## [PROBLEM TO SOLVE]
Each line of the data below either holds "index" or does not. Report how many do, and only that.

## [Data items]

------------

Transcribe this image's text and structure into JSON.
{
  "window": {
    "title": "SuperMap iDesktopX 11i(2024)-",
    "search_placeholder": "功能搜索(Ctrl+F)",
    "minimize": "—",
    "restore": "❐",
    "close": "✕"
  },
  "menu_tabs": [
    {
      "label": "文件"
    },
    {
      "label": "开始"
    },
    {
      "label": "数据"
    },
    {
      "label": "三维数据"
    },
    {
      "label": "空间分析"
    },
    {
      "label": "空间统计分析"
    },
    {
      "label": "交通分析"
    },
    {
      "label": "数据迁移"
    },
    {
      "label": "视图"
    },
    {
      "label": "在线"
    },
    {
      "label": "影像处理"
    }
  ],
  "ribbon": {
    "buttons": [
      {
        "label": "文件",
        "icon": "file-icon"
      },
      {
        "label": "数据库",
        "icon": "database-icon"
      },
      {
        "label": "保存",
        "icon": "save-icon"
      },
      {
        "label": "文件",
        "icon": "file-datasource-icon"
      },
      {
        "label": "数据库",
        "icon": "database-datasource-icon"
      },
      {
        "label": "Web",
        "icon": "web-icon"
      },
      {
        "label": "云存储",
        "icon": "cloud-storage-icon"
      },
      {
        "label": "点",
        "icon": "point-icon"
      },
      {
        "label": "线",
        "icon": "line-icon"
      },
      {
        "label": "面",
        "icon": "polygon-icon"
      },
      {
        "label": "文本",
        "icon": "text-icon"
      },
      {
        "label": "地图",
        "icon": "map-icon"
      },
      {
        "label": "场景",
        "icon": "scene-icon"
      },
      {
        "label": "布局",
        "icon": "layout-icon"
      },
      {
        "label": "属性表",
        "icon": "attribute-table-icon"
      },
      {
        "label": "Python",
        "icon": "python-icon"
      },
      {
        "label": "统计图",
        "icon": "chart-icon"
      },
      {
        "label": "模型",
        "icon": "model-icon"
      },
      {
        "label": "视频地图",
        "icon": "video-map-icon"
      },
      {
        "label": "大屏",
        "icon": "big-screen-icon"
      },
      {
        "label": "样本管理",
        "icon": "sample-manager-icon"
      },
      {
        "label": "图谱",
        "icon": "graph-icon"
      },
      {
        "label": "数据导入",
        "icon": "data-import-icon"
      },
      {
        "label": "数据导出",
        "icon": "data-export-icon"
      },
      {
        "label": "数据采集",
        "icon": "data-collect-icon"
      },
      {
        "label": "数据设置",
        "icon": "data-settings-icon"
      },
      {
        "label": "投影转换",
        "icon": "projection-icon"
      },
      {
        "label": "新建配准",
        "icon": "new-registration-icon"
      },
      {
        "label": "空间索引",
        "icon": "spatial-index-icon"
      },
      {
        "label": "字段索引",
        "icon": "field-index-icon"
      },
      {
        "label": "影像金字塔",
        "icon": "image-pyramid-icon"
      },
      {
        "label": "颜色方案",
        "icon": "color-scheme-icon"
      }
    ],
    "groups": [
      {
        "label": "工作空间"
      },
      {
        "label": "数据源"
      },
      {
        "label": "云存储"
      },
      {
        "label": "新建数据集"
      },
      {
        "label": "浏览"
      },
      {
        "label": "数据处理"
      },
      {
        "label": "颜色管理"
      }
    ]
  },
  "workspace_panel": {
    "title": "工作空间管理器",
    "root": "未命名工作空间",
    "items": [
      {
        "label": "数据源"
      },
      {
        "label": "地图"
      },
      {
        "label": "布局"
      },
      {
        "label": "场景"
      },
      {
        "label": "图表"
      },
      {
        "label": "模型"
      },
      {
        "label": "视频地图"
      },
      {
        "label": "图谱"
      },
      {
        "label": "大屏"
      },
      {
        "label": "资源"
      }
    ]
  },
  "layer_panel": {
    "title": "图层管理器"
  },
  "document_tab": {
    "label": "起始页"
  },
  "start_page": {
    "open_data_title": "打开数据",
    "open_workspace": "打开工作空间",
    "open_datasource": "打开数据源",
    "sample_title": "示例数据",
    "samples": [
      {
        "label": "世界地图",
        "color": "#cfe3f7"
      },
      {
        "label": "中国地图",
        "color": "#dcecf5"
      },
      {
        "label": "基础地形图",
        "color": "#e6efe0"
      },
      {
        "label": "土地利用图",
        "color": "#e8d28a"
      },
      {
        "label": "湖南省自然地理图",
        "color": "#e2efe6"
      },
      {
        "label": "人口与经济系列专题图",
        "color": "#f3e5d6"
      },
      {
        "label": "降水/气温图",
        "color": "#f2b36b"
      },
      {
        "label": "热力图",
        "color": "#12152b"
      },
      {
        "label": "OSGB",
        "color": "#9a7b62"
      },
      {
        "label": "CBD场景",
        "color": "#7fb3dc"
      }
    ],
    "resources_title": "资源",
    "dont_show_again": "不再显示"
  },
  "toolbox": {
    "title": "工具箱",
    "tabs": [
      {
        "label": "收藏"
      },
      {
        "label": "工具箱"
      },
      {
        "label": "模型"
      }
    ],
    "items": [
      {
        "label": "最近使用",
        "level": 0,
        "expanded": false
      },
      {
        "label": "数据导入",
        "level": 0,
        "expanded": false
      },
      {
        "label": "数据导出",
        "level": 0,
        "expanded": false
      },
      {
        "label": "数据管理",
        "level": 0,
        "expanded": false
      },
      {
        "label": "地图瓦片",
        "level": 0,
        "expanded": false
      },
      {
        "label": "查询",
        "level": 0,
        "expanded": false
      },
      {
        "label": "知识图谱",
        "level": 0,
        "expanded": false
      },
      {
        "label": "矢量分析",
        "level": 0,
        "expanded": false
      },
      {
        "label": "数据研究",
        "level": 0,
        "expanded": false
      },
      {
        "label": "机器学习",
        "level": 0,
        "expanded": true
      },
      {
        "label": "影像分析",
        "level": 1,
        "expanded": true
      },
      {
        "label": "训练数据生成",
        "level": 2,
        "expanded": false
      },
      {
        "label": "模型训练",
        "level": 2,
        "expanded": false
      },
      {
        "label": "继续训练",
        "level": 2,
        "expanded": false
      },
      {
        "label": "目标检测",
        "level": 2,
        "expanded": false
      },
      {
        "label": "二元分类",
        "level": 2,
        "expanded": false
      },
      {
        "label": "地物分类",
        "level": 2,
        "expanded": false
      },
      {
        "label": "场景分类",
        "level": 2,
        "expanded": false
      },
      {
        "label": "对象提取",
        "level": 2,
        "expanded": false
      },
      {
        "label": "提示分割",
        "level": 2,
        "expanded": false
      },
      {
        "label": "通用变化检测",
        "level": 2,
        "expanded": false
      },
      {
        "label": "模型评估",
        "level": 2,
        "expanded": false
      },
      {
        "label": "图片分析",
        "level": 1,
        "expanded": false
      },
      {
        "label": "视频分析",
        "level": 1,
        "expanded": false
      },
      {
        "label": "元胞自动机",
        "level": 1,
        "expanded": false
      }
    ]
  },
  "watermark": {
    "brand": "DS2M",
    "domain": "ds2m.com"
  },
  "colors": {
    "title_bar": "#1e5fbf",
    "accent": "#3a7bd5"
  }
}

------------

## [REPLY TO THE TASK]
2